Hi

The formula of linear velocity piston is based on the stroke of the crank and engine rpm, which is why they say that an engine can turn at … revs and another engine to some different revs.

The key is the stroke of the crank. The smaller, the linear velocity will be lower and therefore the effort for the engine will be smaller and may climb more revolutions

The formula is this:

V = NxCx2: 60000

Where N are the revs and C are the stroke of the crank. The result we will expressed in meters per second.

For a racing engine find that the linear velocity of piston can be around the 21/23 meters per second.

When we talk about competition engines, the speed is much higher, for example, we can speak engine rover series k.

If you see the different cams preparers (Pipercams, Kentcams), have done in all cases, the cams with a regimen of handing maximun power about at 8500 revs.

With the formula in hand, the engine rover k series in this case would have on its version 1.8 c.c, one linear velocity of piston of aproxx 25.3 meters per second.

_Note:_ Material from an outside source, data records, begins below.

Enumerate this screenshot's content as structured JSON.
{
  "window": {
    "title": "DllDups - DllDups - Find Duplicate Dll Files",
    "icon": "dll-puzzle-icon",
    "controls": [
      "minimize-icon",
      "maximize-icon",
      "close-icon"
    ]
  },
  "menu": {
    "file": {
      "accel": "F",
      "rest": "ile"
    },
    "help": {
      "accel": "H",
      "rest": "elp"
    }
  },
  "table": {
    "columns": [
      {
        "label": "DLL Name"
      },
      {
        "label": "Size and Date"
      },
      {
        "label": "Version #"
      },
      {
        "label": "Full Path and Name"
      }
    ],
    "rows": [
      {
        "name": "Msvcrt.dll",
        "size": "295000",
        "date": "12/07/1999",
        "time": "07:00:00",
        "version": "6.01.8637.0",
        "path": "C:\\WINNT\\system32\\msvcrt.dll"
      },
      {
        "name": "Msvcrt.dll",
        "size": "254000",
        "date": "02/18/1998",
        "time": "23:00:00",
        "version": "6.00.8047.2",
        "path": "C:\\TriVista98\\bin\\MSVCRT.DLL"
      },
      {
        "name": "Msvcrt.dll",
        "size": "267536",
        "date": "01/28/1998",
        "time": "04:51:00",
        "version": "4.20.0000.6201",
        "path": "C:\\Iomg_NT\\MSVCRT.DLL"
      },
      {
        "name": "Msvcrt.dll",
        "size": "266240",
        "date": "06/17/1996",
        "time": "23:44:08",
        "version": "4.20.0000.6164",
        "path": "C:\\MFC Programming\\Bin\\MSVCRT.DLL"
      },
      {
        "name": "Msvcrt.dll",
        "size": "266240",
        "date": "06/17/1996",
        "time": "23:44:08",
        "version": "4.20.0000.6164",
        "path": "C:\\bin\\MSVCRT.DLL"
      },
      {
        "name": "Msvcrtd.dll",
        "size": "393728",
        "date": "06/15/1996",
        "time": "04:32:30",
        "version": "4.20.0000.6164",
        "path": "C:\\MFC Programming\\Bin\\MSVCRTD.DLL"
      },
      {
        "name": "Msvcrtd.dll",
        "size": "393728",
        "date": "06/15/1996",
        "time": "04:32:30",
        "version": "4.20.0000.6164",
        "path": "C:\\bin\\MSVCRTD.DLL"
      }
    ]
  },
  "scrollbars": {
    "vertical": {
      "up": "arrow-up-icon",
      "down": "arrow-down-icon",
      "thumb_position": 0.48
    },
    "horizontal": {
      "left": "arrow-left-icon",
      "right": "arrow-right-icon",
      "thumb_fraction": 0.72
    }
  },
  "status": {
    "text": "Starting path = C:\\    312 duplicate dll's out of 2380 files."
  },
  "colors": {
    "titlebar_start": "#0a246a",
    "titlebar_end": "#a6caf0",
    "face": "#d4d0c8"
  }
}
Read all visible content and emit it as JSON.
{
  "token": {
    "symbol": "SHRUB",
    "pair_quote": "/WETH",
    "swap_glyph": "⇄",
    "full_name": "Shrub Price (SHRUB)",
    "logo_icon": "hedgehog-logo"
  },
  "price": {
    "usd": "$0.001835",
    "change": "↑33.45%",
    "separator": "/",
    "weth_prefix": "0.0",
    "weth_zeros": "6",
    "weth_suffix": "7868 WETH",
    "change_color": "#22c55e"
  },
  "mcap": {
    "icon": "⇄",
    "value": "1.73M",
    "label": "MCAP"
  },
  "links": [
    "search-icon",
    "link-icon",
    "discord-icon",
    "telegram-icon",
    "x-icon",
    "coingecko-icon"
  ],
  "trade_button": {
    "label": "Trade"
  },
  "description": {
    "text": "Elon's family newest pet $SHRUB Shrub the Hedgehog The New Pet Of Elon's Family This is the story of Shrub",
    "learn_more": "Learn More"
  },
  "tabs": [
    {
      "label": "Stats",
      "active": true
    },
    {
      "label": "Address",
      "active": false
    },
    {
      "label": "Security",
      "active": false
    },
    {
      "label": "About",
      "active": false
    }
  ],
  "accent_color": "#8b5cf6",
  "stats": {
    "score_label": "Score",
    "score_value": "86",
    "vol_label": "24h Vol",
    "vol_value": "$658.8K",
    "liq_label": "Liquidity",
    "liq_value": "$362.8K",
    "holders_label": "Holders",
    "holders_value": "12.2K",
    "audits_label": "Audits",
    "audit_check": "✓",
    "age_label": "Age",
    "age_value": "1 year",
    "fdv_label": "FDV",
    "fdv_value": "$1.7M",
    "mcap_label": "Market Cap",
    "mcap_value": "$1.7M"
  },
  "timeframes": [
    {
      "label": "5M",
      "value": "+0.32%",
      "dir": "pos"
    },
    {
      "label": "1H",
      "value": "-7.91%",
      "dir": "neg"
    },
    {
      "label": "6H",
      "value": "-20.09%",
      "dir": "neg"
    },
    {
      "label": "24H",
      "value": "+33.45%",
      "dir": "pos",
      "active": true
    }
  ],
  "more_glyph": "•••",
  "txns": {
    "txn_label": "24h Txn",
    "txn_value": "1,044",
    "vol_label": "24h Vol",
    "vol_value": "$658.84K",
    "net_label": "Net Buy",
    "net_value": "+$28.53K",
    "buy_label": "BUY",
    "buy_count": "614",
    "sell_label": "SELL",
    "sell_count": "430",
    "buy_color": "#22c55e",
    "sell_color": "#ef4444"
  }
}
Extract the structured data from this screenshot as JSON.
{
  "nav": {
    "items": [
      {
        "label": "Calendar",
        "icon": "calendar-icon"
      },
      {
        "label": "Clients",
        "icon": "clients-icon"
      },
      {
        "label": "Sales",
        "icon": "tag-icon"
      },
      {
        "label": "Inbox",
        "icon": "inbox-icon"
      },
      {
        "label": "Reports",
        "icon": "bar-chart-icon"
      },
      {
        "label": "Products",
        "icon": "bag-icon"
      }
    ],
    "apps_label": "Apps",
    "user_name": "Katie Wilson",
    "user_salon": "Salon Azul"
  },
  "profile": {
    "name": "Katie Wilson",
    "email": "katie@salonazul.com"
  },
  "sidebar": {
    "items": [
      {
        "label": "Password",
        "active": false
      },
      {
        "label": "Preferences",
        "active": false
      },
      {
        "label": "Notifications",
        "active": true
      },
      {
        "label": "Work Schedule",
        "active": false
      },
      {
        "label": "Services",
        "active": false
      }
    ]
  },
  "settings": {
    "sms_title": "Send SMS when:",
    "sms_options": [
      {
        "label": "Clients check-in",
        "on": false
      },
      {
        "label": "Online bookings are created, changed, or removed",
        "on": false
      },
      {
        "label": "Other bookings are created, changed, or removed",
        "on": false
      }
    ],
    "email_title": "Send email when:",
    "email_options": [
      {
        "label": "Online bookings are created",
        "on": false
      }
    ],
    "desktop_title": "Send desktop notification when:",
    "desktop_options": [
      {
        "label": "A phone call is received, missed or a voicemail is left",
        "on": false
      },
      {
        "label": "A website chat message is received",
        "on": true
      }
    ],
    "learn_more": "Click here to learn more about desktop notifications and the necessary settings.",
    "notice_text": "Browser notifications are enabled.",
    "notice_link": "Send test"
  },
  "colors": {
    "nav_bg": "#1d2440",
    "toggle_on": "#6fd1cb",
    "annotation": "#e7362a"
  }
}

This is a linear velocity of piston fairly high for a engine k series of prepared or modified for the competition, and the engine was designed as an engine standard, not competition.

The various developers that have made the evolution to 2.0 c.c. in the k series have had serious problems to get to design a proper fitting, since what maximum that can increase the piston diameter of 82.5 mm and is not easily.

You can see as JUDD has 2.0 c.c. k series, but his regimen of revs is set around the 7500 revs, another example is the engine of PTP, which with a piston of only 82.0 mm develop aproxx 235 bhp. In its engines due to the excessive stroke to reach 2.0 c.c. in the k series.

Another aspect to take into account the weight of the crank.

If the weight is too much, will have an engine very easily get to the torque at low revs, but uncomfortable when it comes to high revs.

We must find a good balance between the two, something difficult to obtain.

A good weight for a crank 2.0 for the series k, may be among approximately 12,800 kg and 11,200 kg.

Another aspect is the length of the connecting rod crank pin, as more shorter are the length, better support force exerted by the connecting rod and the least risk of breaking, because the effort is concentrated in a point of smaller length and significantly reduces the risk of breakage in the crank.

All these questions, I had very much present in the design of the crank to convert a 2.0 the engine k series.

Regards

Vicente